=== Your task ===
All of the data that follows should be written out exactly.

=== Dataset excerpts ===
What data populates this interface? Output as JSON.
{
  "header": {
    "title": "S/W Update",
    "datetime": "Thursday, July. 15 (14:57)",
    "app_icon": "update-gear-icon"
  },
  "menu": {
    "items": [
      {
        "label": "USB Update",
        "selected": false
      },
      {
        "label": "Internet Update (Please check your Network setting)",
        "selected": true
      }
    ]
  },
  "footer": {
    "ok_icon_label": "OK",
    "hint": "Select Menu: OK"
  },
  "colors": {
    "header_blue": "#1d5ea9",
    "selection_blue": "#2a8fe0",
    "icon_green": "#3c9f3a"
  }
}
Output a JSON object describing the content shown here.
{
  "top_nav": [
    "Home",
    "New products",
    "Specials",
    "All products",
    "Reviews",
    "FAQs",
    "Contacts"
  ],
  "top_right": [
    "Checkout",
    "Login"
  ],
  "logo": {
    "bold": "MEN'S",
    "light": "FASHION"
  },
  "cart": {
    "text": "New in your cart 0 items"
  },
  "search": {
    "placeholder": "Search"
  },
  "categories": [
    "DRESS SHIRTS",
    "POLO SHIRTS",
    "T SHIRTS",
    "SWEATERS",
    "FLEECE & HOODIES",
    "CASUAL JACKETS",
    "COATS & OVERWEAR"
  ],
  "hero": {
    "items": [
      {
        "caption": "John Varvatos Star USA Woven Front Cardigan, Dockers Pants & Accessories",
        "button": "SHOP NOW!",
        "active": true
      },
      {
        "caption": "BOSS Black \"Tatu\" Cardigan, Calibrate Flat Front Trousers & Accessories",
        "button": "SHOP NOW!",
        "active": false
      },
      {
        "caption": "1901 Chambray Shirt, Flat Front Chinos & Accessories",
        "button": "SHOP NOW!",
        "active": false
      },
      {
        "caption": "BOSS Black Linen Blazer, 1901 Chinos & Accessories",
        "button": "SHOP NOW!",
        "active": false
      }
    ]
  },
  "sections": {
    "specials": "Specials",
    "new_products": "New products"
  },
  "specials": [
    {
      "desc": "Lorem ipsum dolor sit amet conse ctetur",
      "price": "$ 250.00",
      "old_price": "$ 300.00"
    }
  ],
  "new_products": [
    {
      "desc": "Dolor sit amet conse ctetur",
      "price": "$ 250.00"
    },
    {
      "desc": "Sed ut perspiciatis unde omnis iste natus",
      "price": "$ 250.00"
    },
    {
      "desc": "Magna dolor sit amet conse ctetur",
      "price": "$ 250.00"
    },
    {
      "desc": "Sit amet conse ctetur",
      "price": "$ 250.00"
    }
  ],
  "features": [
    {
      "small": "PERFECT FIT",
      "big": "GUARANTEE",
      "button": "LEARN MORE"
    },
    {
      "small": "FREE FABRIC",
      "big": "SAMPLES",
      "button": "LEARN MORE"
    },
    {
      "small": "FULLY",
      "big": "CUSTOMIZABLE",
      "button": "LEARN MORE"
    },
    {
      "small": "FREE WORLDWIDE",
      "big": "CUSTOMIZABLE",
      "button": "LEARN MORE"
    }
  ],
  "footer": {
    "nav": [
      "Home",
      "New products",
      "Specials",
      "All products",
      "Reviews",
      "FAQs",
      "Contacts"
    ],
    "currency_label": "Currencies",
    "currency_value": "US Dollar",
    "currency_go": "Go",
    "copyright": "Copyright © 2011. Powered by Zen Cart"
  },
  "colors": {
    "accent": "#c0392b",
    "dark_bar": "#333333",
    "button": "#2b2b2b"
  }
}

=== Response to the exercise ===
What data populates this interface? Output as JSON.
{
  "header": {
    "title": "S/W Update",
    "datetime": "Thursday, July. 15 (14:57)",
    "app_icon": "update-gear-icon"
  },
  "menu": {
    "items": [
      {
        "label": "USB Update",
        "selected": false
      },
      {
        "label": "Internet Update (Please check your Network setting)",
        "selected": true
      }
    ]
  },
  "footer": {
    "ok_icon_label": "OK",
    "hint": "Select Menu: OK"
  },
  "colors": {
    "header_blue": "#1d5ea9",
    "selection_blue": "#2a8fe0",
    "icon_green": "#3c9f3a"
  }
}
Output a JSON object describing the content shown here.
{
  "top_nav": [
    "Home",
    "New products",
    "Specials",
    "All products",
    "Reviews",
    "FAQs",
    "Contacts"
  ],
  "top_right": [
    "Checkout",
    "Login"
  ],
  "logo": {
    "bold": "MEN'S",
    "light": "FASHION"
  },
  "cart": {
    "text": "New in your cart 0 items"
  },
  "search": {
    "placeholder": "Search"
  },
  "categories": [
    "DRESS SHIRTS",
    "POLO SHIRTS",
    "T SHIRTS",
    "SWEATERS",
    "FLEECE & HOODIES",
    "CASUAL JACKETS",
    "COATS & OVERWEAR"
  ],
  "hero": {
    "items": [
      {
        "caption": "John Varvatos Star USA Woven Front Cardigan, Dockers Pants & Accessories",
        "button": "SHOP NOW!",
        "active": true
      },
      {
        "caption": "BOSS Black \"Tatu\" Cardigan, Calibrate Flat Front Trousers & Accessories",
        "button": "SHOP NOW!",
        "active": false
      },
      {
        "caption": "1901 Chambray Shirt, Flat Front Chinos & Accessories",
        "button": "SHOP NOW!",
        "active": false
      },
      {
        "caption": "BOSS Black Linen Blazer, 1901 Chinos & Accessories",
        "button": "SHOP NOW!",
        "active": false
      }
    ]
  },
  "sections": {
    "specials": "Specials",
    "new_products": "New products"
  },
  "specials": [
    {
      "desc": "Lorem ipsum dolor sit amet conse ctetur",
      "price": "$ 250.00",
      "old_price": "$ 300.00"
    }
  ],
  "new_products": [
    {
      "desc": "Dolor sit amet conse ctetur",
      "price": "$ 250.00"
    },
    {
      "desc": "Sed ut perspiciatis unde omnis iste natus",
      "price": "$ 250.00"
    },
    {
      "desc": "Magna dolor sit amet conse ctetur",
      "price": "$ 250.00"
    },
    {
      "desc": "Sit amet conse ctetur",
      "price": "$ 250.00"
    }
  ],
  "features": [
    {
      "small": "PERFECT FIT",
      "big": "GUARANTEE",
      "button": "LEARN MORE"
    },
    {
      "small": "FREE FABRIC",
      "big": "SAMPLES",
      "button": "LEARN MORE"
    },
    {
      "small": "FULLY",
      "big": "CUSTOMIZABLE",
      "button": "LEARN MORE"
    },
    {
      "small": "FREE WORLDWIDE",
      "big": "CUSTOMIZABLE",
      "button": "LEARN MORE"
    }
  ],
  "footer": {
    "nav": [
      "Home",
      "New products",
      "Specials",
      "All products",
      "Reviews",
      "FAQs",
      "Contacts"
    ],
    "currency_label": "Currencies",
    "currency_value": "US Dollar",
    "currency_go": "Go",
    "copyright": "Copyright © 2011. Powered by Zen Cart"
  },
  "colors": {
    "accent": "#c0392b",
    "dark_bar": "#333333",
    "button": "#2b2b2b"
  }
}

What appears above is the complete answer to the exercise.